Ads were designed to interupt unbiased content. With advetorials, the
advertising is embedded in the content. Now look at an affiliate program; the
focus is to place your advertising in their site.
If the ad is from a stranger, an outsider like a banner ad, it does not work
as well. If the ad seems to be within the context...from that site...it is read
with greater interest.
On the Internet, this is emerging into a hybrid model; like infomercials,
this form of advertising works because it mixes information with advertising. If
it works well, it is respectable. Poorly presented it can be extremely harmful,
because customers may feel like you are tricking them.
The print model of selling ad space does not work for most online.
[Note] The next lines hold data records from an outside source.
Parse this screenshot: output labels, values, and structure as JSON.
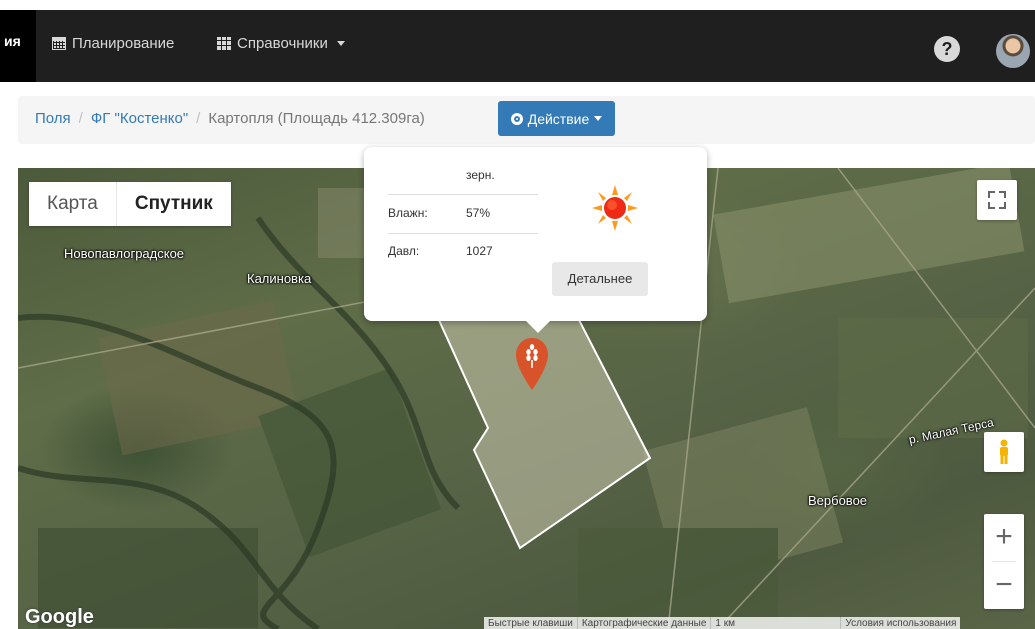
{
  "navbar": {
    "brand_fragment": "ия",
    "planning_label": "Планирование",
    "references_label": "Справочники",
    "help_label": "?"
  },
  "breadcrumb": {
    "items": [
      "Поля",
      "ФГ \"Костенко\""
    ],
    "separator": "/",
    "current": "Картопля (Площадь 412.309га)"
  },
  "action_button": {
    "label": "Действие"
  },
  "map": {
    "type_map_label": "Карта",
    "type_satellite_label": "Спутник",
    "selected_type": "Спутник",
    "labels": {
      "novopavlogradskoe": "Новопавлоградское",
      "kalinovka": "Калиновка",
      "malaya_tersa": "р. Малая Терса",
      "verbovoe": "Вербовое"
    },
    "logo": "Google",
    "attribution": {
      "shortcuts": "Быстрые клавиши",
      "map_data": "Картографические данные",
      "scale": "1 км",
      "terms": "Условия использования"
    },
    "zoom_in": "+",
    "zoom_out": "−"
  },
  "weather_popup": {
    "partial_top": "зерн.",
    "rows": [
      {
        "label": "Влажн:",
        "value": "57%"
      },
      {
        "label": "Давл:",
        "value": "1027"
      }
    ],
    "details_button": "Детальнее"
  }
}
Selling
advertising space on the Internet is tough; even for those who do it well, there
is always dead advertising space, which leads to affiliate programs and
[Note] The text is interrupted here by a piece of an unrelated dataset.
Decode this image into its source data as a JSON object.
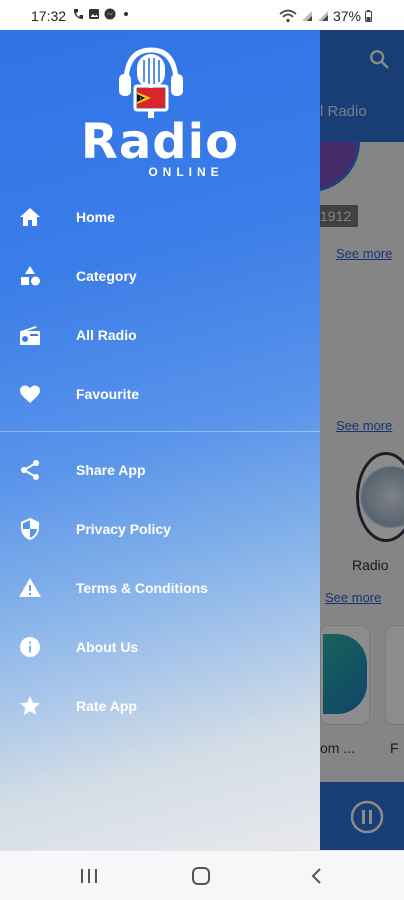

advertising within the context of a Web Site.
The logic is simple:
- Print media attracts advertisers through unbiased reporting. Advertisers
interrupt the information through classified ads, display ads, and full page
advertising. Businesses buy space. Consumers buy if they stop reading the
information and respond to the ad.
- Online advertisers reach audiences through endorsement and recommendation.
Placing an ad to interrupt a Web Page, like a banner ad, simply does not
yield performance in terms of sales or traffic. But if the article favorably
recommends a product, and there's a link, the sales will increase.
Businesses don't buy space, they try to work into a favorable positioning
within the Web Site. Consumers buy the recommendation within the
The implications of advertorials are tremendous, as advertising and editorial
space start to merge. This gray area of advertising will fuel many
controversies, and remember that this is being done by many famous Web Sites,
like the Wall Street Journal. It is a way of marketing on the Internet.
For affiliate programs, advertorials are the most effective form of affiliate
advertising. Here's why:
A. Advertorials appear to be part of the Web Site, woven into the context.
Even if sent via email, the power of an advertorial is the power of a
recommendation. When someone is trusted, and the offer appears to be from
them, or with their support, sales increase.
B. It's all about being a familiar face, not a stranger interrupting. Trust
is embedded in the content; when you step outside, you make people aware that
they are being sold.
C. When the advertising appears to be an advertisement, it is less
successful than when it appears to be an editorial comment.
Ethical issues abound in this approach and could fill an entire article on
its own. For purposes of affiliate programs, the challenge is clear. Here's what
you should focus on:
- Get your affiliates to promote your offer as an integral part of their Web
Site. If they list you with 50 other companies, it is all about selling, and
consumers will not react as well. If you can get them to recommend or
endorse what you do, the power of that recommendation carries weight.
- Encourage believable testimonials. If your affiliates stretch the truth or
exaggerate, it does not bode well for your offer. It is better to be
believable and credible, than to try and impress someone. If your offer is
not believable, they will not buy it.
- Weave your advertising into the Web Sites of your affiliates, and teach
them how to do this. Teach them how to write a testimonial, how to place
your ad copy within their site...with their personal embellishment. If you
just give them banner ads and forms of advertising, that is all they will
focus on, and you will lose sales.
- Teach your affiliates how to do it right. Train them.
Advertorials are one of the most successful means of marketing for affiliate
programs. The challenges this will present to the industry go beyond the actual
content, and into the believability of what you read.
Look at it this way; Forbes and the Wall Street Journal are looking at this
because it makes sense. This is not something being done by fly by night
companies. It is being put into action by the mainstream media who realize that
advertising on the Internet, perceived as advertising, does not work.